I also loved learning that whales—and cows!—have regional accents; that moths remember what they ate when they were caterpillars; that songbirds practice their songs in their sleep; that sheep remember human faces—so do crows; and that dogs can learn to do things by imitating another dog, or their owner.
Do you have any advice for aspiring writers or science journalists?
Read! Listen to people speaking so that you get a feel for dialogue and how people use language. Be observant. Read Darwin.
And last but far from least, as someone who has looked into human relationships with animals in great depth, what are your thoughts about the common notion that people are either ‘cat people’ or ‘dog people’ and can’t be both?!
I’ve never accepted this distinction. I have both a Calico cat, Nini, who is very shy, and an old-fashioned farm or Scotch collie, Buckaroo, who is exuberant. Yes, they are different animals. Nini doesn’t join us on walks, but she loves to be with us in other ways. She’s a lap-lover, and always manages to scoot between me and any book I’m reading. Buck wants to be with us at all times; Nini spends more time on her own. This is supposedly one of the big differences between dogs and cats. Yet, Nini cries pitifully whenever I return from a trip—she misses me. She also studies my face very much like Buck does. Both pets know my face in detail—probably better than I do. And both give me laughs, love, and joy— the pleasure, in their own ways, of their companionship.

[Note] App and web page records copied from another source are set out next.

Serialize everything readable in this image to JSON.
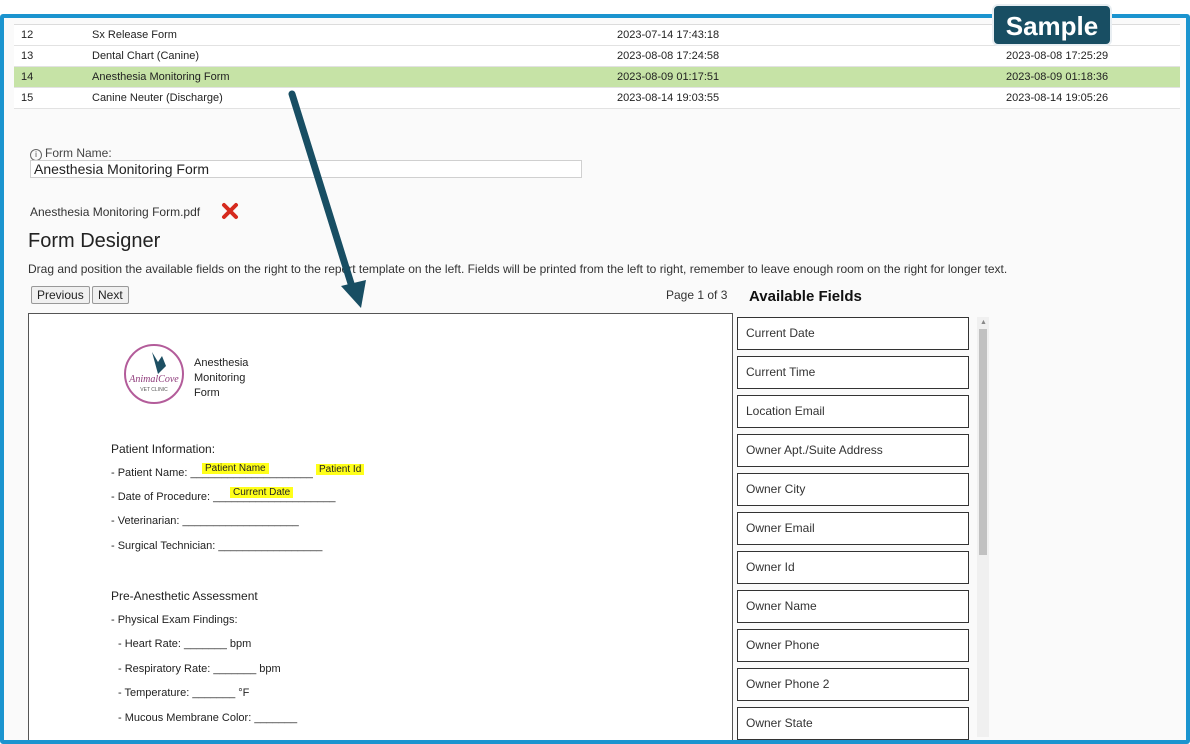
{
  "badge": "Sample",
  "table": {
    "rows": [
      {
        "id": "12",
        "name": "Sx Release Form",
        "created": "2023-07-14 17:43:18",
        "modified": ""
      },
      {
        "id": "13",
        "name": "Dental Chart (Canine)",
        "created": "2023-08-08 17:24:58",
        "modified": "2023-08-08 17:25:29"
      },
      {
        "id": "14",
        "name": "Anesthesia Monitoring Form",
        "created": "2023-08-09 01:17:51",
        "modified": "2023-08-09 01:18:36",
        "selected": true
      },
      {
        "id": "15",
        "name": "Canine Neuter (Discharge)",
        "created": "2023-08-14 19:03:55",
        "modified": "2023-08-14 19:05:26"
      }
    ]
  },
  "form": {
    "info_icon": "info-icon",
    "name_label": "Form Name:",
    "name_value": "Anesthesia Monitoring Form",
    "pdf_file": "Anesthesia Monitoring Form.pdf",
    "delete_icon": "red-x-icon"
  },
  "designer": {
    "title": "Form Designer",
    "description": "Drag and position the available fields on the right to the report template on the left. Fields will be printed from the left to right, remember to leave enough room on the right for longer text.",
    "prev_label": "Previous",
    "next_label": "Next",
    "page_indicator": "Page 1 of 3"
  },
  "template": {
    "logo_line1": "Anesthesia",
    "logo_line2": "Monitoring",
    "logo_line3": "Form",
    "patient_heading": "Patient Information:",
    "patient_name": "- Patient Name: ____________________",
    "tag_patient_name": "Patient Name",
    "tag_patient_id": "Patient Id",
    "procedure_date": "- Date of Procedure: ____________________",
    "tag_current_date": "Current Date",
    "veterinarian": "- Veterinarian: ___________________",
    "surgical_tech": "- Surgical Technician: _________________",
    "pre_heading": "Pre-Anesthetic Assessment",
    "physical_exam": "- Physical Exam Findings:",
    "heart_rate": "- Heart Rate: _______ bpm",
    "resp_rate": "- Respiratory Rate: _______ bpm",
    "temperature": "- Temperature: _______ °F",
    "mucous": "- Mucous Membrane Color: _______"
  },
  "available_fields": {
    "title": "Available Fields",
    "items": [
      "Current Date",
      "Current Time",
      "Location Email",
      "Owner Apt./Suite Address",
      "Owner City",
      "Owner Email",
      "Owner Id",
      "Owner Name",
      "Owner Phone",
      "Owner Phone 2",
      "Owner State"
    ]
  },
  "colors": {
    "accent": "#1b94cf",
    "selected_row": "#c6e3a6",
    "highlight": "#ffff1a",
    "arrow": "#184e63"
  }
}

Animal Wise: The Thoughts and Emotions of Our Fellow Creatures is available now.
Photo of Virginia Morell by Michael J McRae